Program Information
May 2013


Air Dates: 2 & 5 | 9 & 12 | 16 & 19 | 23 & 26
Monthly Program Listing


Episode 2144
Airs 5/2/13 and 5/5/13

On this episode, we’ll show you a way to have home-grown vegetables and herbs despite a lack of good soil or garden space. Straw bale gardening is simply container gardening that allows plants to thrive even while sitting on concrete. Jeff Poppen demonstrates how to double dig a bed for successful root crops. Troy Marden visits his vegetable garden in late spring to check yields. Marty DeHart demonstrates how to stratify seeds for perennial propagation. Julie Berbiglia highlights good vegetables for beginning urban gardeners to try like tomatoes, peppers, cucumbers, okra. For a step-up, try growing eggplant and strawberries.
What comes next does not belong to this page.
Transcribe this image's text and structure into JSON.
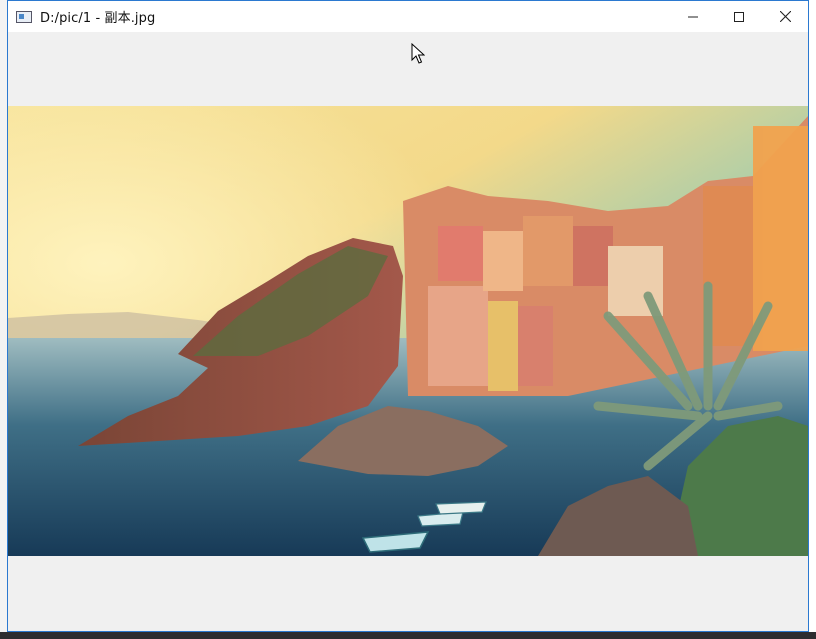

Straw Bale Gardening

Keep the straps on the straw bale and they should be wrapping around the sides when you put the bale into place, with cut side of straw facing up. As soon as purchasing the bales, start watering thoroughly and keeping damp. The trick to successful bale gardening is never letting the bale get dry.

Days 1, 3 and 5: Apply 1/2 cup of nitrogen (34-0-0) or ammonium nitrate (46-0-0) and water in thoroughly and keep damp.
Days 2, 4, 6: Just water thoroughly.
Days 7, 8, 9: Apply ¼ cup of nitrogen and water thoroughly.
Day 10: Apply 1 cup of fertilizer. Can use one of the following: general fertilizer (10-10-10) or a covering layer of 2/3 bone meal to 1/3 blood meal, fish meal, a very thick layer of spent coffee grounds, or compost (1” layer of fresh chicken manure for example) for a more organic approach. Also, to balance the growing medium consider adding potassium by sprinkling on a handful of sulphate of potash (potassium sulfate).

Water thoroughly through Day 12 and then it should be ready to plant. Confirm this by sticking your hand in the straw. It should not be any warmer than body temperature.

For a different recipe for straw bale gardening, visit here


Episode 2145
Airs 5/5/13 and 5/12/13

We visit a mature hilltop garden brimming with native plants at peak springtime perfection. Troy Marden highlights the perennials, shrubs and trees that bring color and fragrance to this garden, and are dependable too. Annette Shrader discovers Country Gardens Nursery that has clusters of vine ripe tomatoes in mid-April. Julie Berbiglia learns how easy it is to do raised bed gardening.

Annette’s segment was taped at Country Gardens Nursery
Tim and Treva Yoder, proprietors
4212 Hwy. 49W.
Vanleer, TN 37181

Julie’s segment was taped at Home Depot #732, 100 Oaks
2535 Powell Avenue, Nashville TN
For more gardening information, visit




Episode 2146
Airs 5/16/13 and 5/19/13

Troy Marden demonstrates how to prepare a garden bed with essential nutrients and additives to get the most out of perennials. Annette Shrader delivers a showcase of sustainable plants that are sure to brighten the landscape for years to come. Jeff Poppen visits Bells Bend Farm to highlight farming methods that will extend the season, and preparations for an early Spring start to growing.

Annette’s segment was taped at Sunlight Garden Nursery
174 Golden Lane
Andersonville, TN 37705

Plants featured:
Woodland phlox
Creeping phlox
Columbine (wild)
Bleeding heart, old-fashioned
Japanese orchid
Virginia bluebells
Baptisia (false indigo)
Dianthus ‘Fire Pink’
Celandine poppy
Coreopsis ‘Mouse eared’
Tiarella ‘Pink Brushes’

Troy’s Soil Prep Tips:
*Break up soil, preferably in the Fall. This aids in incorporating air into the ground.
*Add soil conditioner, peat moss, compost, pine fines, old mulch-mix into the soil to loosen the clay.
*If incorporating hardwood mulch into the soil, add fertilizer to replenish the nitrogen lost in the decomposition process of the mulch.

Jeff’s segment was taped at Bells Bend Organic Farm




Episode 2147
Airs 5/23/13 and 5/26/13

Troy Marden visits a large woodland garden that reflects the beauty of the surrounding countryside, with low maintenance and plant sustainability in mind. Julie Berbiglia learns the importance of selecting the right product for those lawn and garden tasks of fertilization and weed prevention. We learn about homeowner responsibilities for healthy streams and waterways from a member of the Metro Storm Water division. Sheri Gramer has a quick tip about labeling tubers and bulbs before storing away for the dormant season.

Julie’s segment was taped at Home Depot, 100 Oaks
2335 Powell Avenue
Nashville, TN 37204